┌─ The data

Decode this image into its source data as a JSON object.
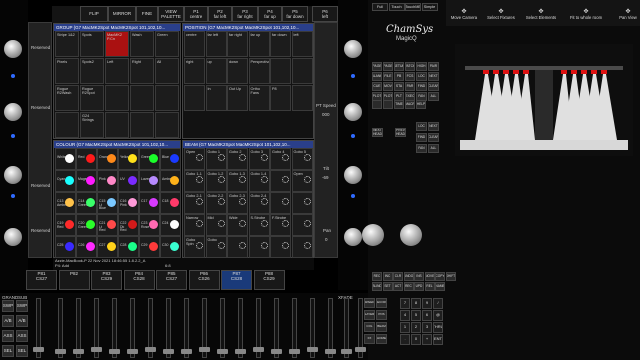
{
  "top_buttons": [
    "FLIP",
    "MIRROR",
    "FINE",
    "VIEW PALETTE"
  ],
  "playback_labels": [
    {
      "num": "P1",
      "name": "centre"
    },
    {
      "num": "P2",
      "name": "far left"
    },
    {
      "num": "P3",
      "name": "far right"
    },
    {
      "num": "P4",
      "name": "far up"
    },
    {
      "num": "P5",
      "name": "far down"
    },
    {
      "num": "P6",
      "name": "left"
    }
  ],
  "left_side_labels": [
    "Reserved",
    "Reserved",
    "Reserved",
    "Reserved"
  ],
  "right_side": {
    "pt_speed_label": "PT Speed",
    "pt_speed_value": "000",
    "tilt_label": "Tilt",
    "tilt_value": "-69",
    "pan_label": "Pan",
    "pan_value": "0"
  },
  "group_panel": {
    "title": "GROUP (G7 MacMK2Spot  MacMK2Spot 101,102,10...",
    "cells": [
      "Stripe 1&2",
      "Spots",
      "MacMK2 P.Cn",
      "Wash",
      "Green",
      "Pixels",
      "Spots2",
      "Left",
      "Right",
      "All",
      "Rogue R2Wash",
      "Rogue R2Spot",
      "",
      "",
      "",
      "",
      "G24 Strings",
      "",
      "",
      ""
    ]
  },
  "position_panel": {
    "title": "POSITION (G7 MacMK2Spot  MacMK2Spot 101,102,10...",
    "cells": [
      "centre",
      "far left",
      "far right",
      "far up",
      "far down",
      "left",
      "right",
      "up",
      "down",
      "Perspective",
      "",
      "",
      "",
      "In",
      "Out Up",
      "Ortho Fans",
      "P8",
      ""
    ]
  },
  "colour_panel": {
    "title": "COLOUR (G7 MacMK2Spot  MacMK2Spot 101,102,10...",
    "rows": [
      [
        {
          "n": "White",
          "c": "#ffffff"
        },
        {
          "n": "Red",
          "c": "#ff1a1a"
        },
        {
          "n": "Orange",
          "c": "#ff8a1a"
        },
        {
          "n": "Yellow",
          "c": "#ffe11a"
        },
        {
          "n": "Green",
          "c": "#1aff2a"
        },
        {
          "n": "Blue",
          "c": "#1a3aff"
        }
      ],
      [
        {
          "n": "Cyan",
          "c": "#1affff"
        },
        {
          "n": "Magenta",
          "c": "#ff1aff"
        },
        {
          "n": "Pink",
          "c": "#ff88c8"
        },
        {
          "n": "UV",
          "c": "#7a2aff"
        },
        {
          "n": "Lavender",
          "c": "#b78aff"
        },
        {
          "n": "Amber",
          "c": "#ffb21a"
        }
      ],
      [
        {
          "n": "C13 Amber",
          "c": "#ffc24a"
        },
        {
          "n": "C14 Green",
          "c": "#3aff6a"
        },
        {
          "n": "C15 Lt Blue",
          "c": "#7ac8ff"
        },
        {
          "n": "C16 Pink",
          "c": "#ff9ad8"
        },
        {
          "n": "C17",
          "c": "#d83aff"
        },
        {
          "n": "C18",
          "c": "#ff3a6a"
        }
      ],
      [
        {
          "n": "C19 Red",
          "c": "#ff2a2a"
        },
        {
          "n": "C20 Green",
          "c": "#2aff2a"
        },
        {
          "n": "C21 Lt Red",
          "c": "#ff4a4a"
        },
        {
          "n": "C22 Dk Red",
          "c": "#d21a1a"
        },
        {
          "n": "C23 Rose",
          "c": "#ff6ab2"
        },
        {
          "n": "C24",
          "c": "#ffffff"
        }
      ],
      [
        {
          "n": "C25",
          "c": "#3a2aff"
        },
        {
          "n": "C26",
          "c": "#ff2aff"
        },
        {
          "n": "C27",
          "c": "#ffd21a"
        },
        {
          "n": "C28",
          "c": "#1aff8a"
        },
        {
          "n": "C29",
          "c": "#ff3a3a"
        },
        {
          "n": "C30",
          "c": "#3affd2"
        }
      ]
    ]
  },
  "beam_panel": {
    "title": "BEAM (G7 MacMK2Spot  MacMK2Spot 101,102,10...",
    "cells": [
      "Open",
      "Gobo 1",
      "Gobo 2",
      "Gobo 3",
      "Gobo 4",
      "Gobo 5",
      "Gobo 1-1",
      "Gobo 1-2",
      "Gobo 1-3",
      "Gobo 1-4",
      "",
      "Open",
      "Gobo 2-1",
      "Gobo 2-2",
      "Gobo 2-3",
      "Gobo 2-4",
      "",
      "",
      "Narrow",
      "Mid",
      "Wide",
      "S.Strobe",
      "F.Strobe",
      "",
      "Gobo Spin",
      "Gobo",
      "",
      "",
      "",
      ""
    ]
  },
  "status": {
    "line1": "Azzie-MacBook-P 22 Nov 2021 18:46:55 1.8.2.2_A",
    "line2": "P4: Add",
    "page": "6:8"
  },
  "cue_row": [
    {
      "num": "P81",
      "name": "CS27"
    },
    {
      "num": "P82",
      "name": ""
    },
    {
      "num": "P83",
      "name": "CS29"
    },
    {
      "num": "P84",
      "name": "CS28"
    },
    {
      "num": "P85",
      "name": "CS27"
    },
    {
      "num": "P86",
      "name": "CS26"
    },
    {
      "num": "P87",
      "name": "CS28"
    },
    {
      "num": "P88",
      "name": "CS29"
    }
  ],
  "bottom_labels": {
    "grand": "GRAND",
    "sub": "SUB",
    "xfade": "XFADE"
  },
  "left_column_buttons": [
    "SWP",
    "A/B",
    "ASS",
    "SEL"
  ],
  "brand": {
    "name": "ChamSys",
    "product": "MagicQ"
  },
  "window_tabs": [
    "Full",
    "Touch",
    "TouchMB",
    "Simple"
  ],
  "viz_toolbar": [
    "Move Camera",
    "Select Fixtures",
    "Select Elements",
    "Fit to whole room",
    "Pan View"
  ],
  "keypad_top": [
    "PAGE",
    "PAGE",
    "SETUP",
    "PATCH",
    "BLANK",
    "FILE",
    "PB",
    "FCS",
    "CUE",
    "MOV",
    "STA",
    "PAR",
    "PLOT",
    "PLOT",
    "PLT",
    "EXEC"
  ],
  "keypad_side": [
    "HIGH",
    "PAIR",
    "LOC",
    "NEXT",
    "FIND",
    "CLEAR",
    "FAN",
    "ALL",
    "NEXT HEAD",
    "PREV HEAD"
  ],
  "numpad": [
    "7",
    "8",
    "9",
    "/",
    "4",
    "5",
    "6",
    "@",
    "1",
    "2",
    "3",
    "THRU",
    ".",
    "0",
    "+",
    "ENT"
  ],
  "lower_keys": [
    "REC",
    "INC",
    "CLR",
    "UNDO",
    "INS",
    "MOVE",
    "COPY",
    "SHIFT",
    "BLIND",
    "SET",
    "ACT",
    "REC",
    "UPD",
    "REL",
    "NAME"
  ],
  "cmd_keys": [
    "SPEED",
    "RECORD",
    "LAYER",
    "POS",
    "COL",
    "BEAM",
    "FX",
    "HOME"
  ]
}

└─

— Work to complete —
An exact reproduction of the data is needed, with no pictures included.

— Reply —
Decode this image into its source data as a JSON object.
{
  "top_buttons": [
    "FLIP",
    "MIRROR",
    "FINE",
    "VIEW PALETTE"
  ],
  "playback_labels": [
    {
      "num": "P1",
      "name": "centre"
    },
    {
      "num": "P2",
      "name": "far left"
    },
    {
      "num": "P3",
      "name": "far right"
    },
    {
      "num": "P4",
      "name": "far up"
    },
    {
      "num": "P5",
      "name": "far down"
    },
    {
      "num": "P6",
      "name": "left"
    }
  ],
  "left_side_labels": [
    "Reserved",
    "Reserved",
    "Reserved",
    "Reserved"
  ],
  "right_side": {
    "pt_speed_label": "PT Speed",
    "pt_speed_value": "000",
    "tilt_label": "Tilt",
    "tilt_value": "-69",
    "pan_label": "Pan",
    "pan_value": "0"
  },
  "group_panel": {
    "title": "GROUP (G7 MacMK2Spot  MacMK2Spot 101,102,10...",
    "cells": [
      "Stripe 1&2",
      "Spots",
      "MacMK2 P.Cn",
      "Wash",
      "Green",
      "Pixels",
      "Spots2",
      "Left",
      "Right",
      "All",
      "Rogue R2Wash",
      "Rogue R2Spot",
      "",
      "",
      "",
      "",
      "G24 Strings",
      "",
      "",
      ""
    ]
  },
  "position_panel": {
    "title": "POSITION (G7 MacMK2Spot  MacMK2Spot 101,102,10...",
    "cells": [
      "centre",
      "far left",
      "far right",
      "far up",
      "far down",
      "left",
      "right",
      "up",
      "down",
      "Perspective",
      "",
      "",
      "",
      "In",
      "Out Up",
      "Ortho Fans",
      "P8",
      ""
    ]
  },
  "colour_panel": {
    "title": "COLOUR (G7 MacMK2Spot  MacMK2Spot 101,102,10...",
    "rows": [
      [
        {
          "n": "White",
          "c": "#ffffff"
        },
        {
          "n": "Red",
          "c": "#ff1a1a"
        },
        {
          "n": "Orange",
          "c": "#ff8a1a"
        },
        {
          "n": "Yellow",
          "c": "#ffe11a"
        },
        {
          "n": "Green",
          "c": "#1aff2a"
        },
        {
          "n": "Blue",
          "c": "#1a3aff"
        }
      ],
      [
        {
          "n": "Cyan",
          "c": "#1affff"
        },
        {
          "n": "Magenta",
          "c": "#ff1aff"
        },
        {
          "n": "Pink",
          "c": "#ff88c8"
        },
        {
          "n": "UV",
          "c": "#7a2aff"
        },
        {
          "n": "Lavender",
          "c": "#b78aff"
        },
        {
          "n": "Amber",
          "c": "#ffb21a"
        }
      ],
      [
        {
          "n": "C13 Amber",
          "c": "#ffc24a"
        },
        {
          "n": "C14 Green",
          "c": "#3aff6a"
        },
        {
          "n": "C15 Lt Blue",
          "c": "#7ac8ff"
        },
        {
          "n": "C16 Pink",
          "c": "#ff9ad8"
        },
        {
          "n": "C17",
          "c": "#d83aff"
        },
        {
          "n": "C18",
          "c": "#ff3a6a"
        }
      ],
      [
        {
          "n": "C19 Red",
          "c": "#ff2a2a"
        },
        {
          "n": "C20 Green",
          "c": "#2aff2a"
        },
        {
          "n": "C21 Lt Red",
          "c": "#ff4a4a"
        },
        {
          "n": "C22 Dk Red",
          "c": "#d21a1a"
        },
        {
          "n": "C23 Rose",
          "c": "#ff6ab2"
        },
        {
          "n": "C24",
          "c": "#ffffff"
        }
      ],
      [
        {
          "n": "C25",
          "c": "#3a2aff"
        },
        {
          "n": "C26",
          "c": "#ff2aff"
        },
        {
          "n": "C27",
          "c": "#ffd21a"
        },
        {
          "n": "C28",
          "c": "#1aff8a"
        },
        {
          "n": "C29",
          "c": "#ff3a3a"
        },
        {
          "n": "C30",
          "c": "#3affd2"
        }
      ]
    ]
  },
  "beam_panel": {
    "title": "BEAM (G7 MacMK2Spot  MacMK2Spot 101,102,10...",
    "cells": [
      "Open",
      "Gobo 1",
      "Gobo 2",
      "Gobo 3",
      "Gobo 4",
      "Gobo 5",
      "Gobo 1-1",
      "Gobo 1-2",
      "Gobo 1-3",
      "Gobo 1-4",
      "",
      "Open",
      "Gobo 2-1",
      "Gobo 2-2",
      "Gobo 2-3",
      "Gobo 2-4",
      "",
      "",
      "Narrow",
      "Mid",
      "Wide",
      "S.Strobe",
      "F.Strobe",
      "",
      "Gobo Spin",
      "Gobo",
      "",
      "",
      "",
      ""
    ]
  },
  "status": {
    "line1": "Azzie-MacBook-P 22 Nov 2021 18:46:55 1.8.2.2_A",
    "line2": "P4: Add",
    "page": "6:8"
  },
  "cue_row": [
    {
      "num": "P81",
      "name": "CS27"
    },
    {
      "num": "P82",
      "name": ""
    },
    {
      "num": "P83",
      "name": "CS29"
    },
    {
      "num": "P84",
      "name": "CS28"
    },
    {
      "num": "P85",
      "name": "CS27"
    },
    {
      "num": "P86",
      "name": "CS26"
    },
    {
      "num": "P87",
      "name": "CS28"
    },
    {
      "num": "P88",
      "name": "CS29"
    }
  ],
  "bottom_labels": {
    "grand": "GRAND",
    "sub": "SUB",
    "xfade": "XFADE"
  },
  "left_column_buttons": [
    "SWP",
    "A/B",
    "ASS",
    "SEL"
  ],
  "brand": {
    "name": "ChamSys",
    "product": "MagicQ"
  },
  "window_tabs": [
    "Full",
    "Touch",
    "TouchMB",
    "Simple"
  ],
  "viz_toolbar": [
    "Move Camera",
    "Select Fixtures",
    "Select Elements",
    "Fit to whole room",
    "Pan View"
  ],
  "keypad_top": [
    "PAGE",
    "PAGE",
    "SETUP",
    "PATCH",
    "BLANK",
    "FILE",
    "PB",
    "FCS",
    "CUE",
    "MOV",
    "STA",
    "PAR",
    "PLOT",
    "PLOT",
    "PLT",
    "EXEC"
  ],
  "keypad_side": [
    "HIGH",
    "PAIR",
    "LOC",
    "NEXT",
    "FIND",
    "CLEAR",
    "FAN",
    "ALL",
    "NEXT HEAD",
    "PREV HEAD"
  ],
  "numpad": [
    "7",
    "8",
    "9",
    "/",
    "4",
    "5",
    "6",
    "@",
    "1",
    "2",
    "3",
    "THRU",
    ".",
    "0",
    "+",
    "ENT"
  ],
  "lower_keys": [
    "REC",
    "INC",
    "CLR",
    "UNDO",
    "INS",
    "MOVE",
    "COPY",
    "SHIFT",
    "BLIND",
    "SET",
    "ACT",
    "REC",
    "UPD",
    "REL",
    "NAME"
  ],
  "cmd_keys": [
    "SPEED",
    "RECORD",
    "LAYER",
    "POS",
    "COL",
    "BEAM",
    "FX",
    "HOME"
  ]
}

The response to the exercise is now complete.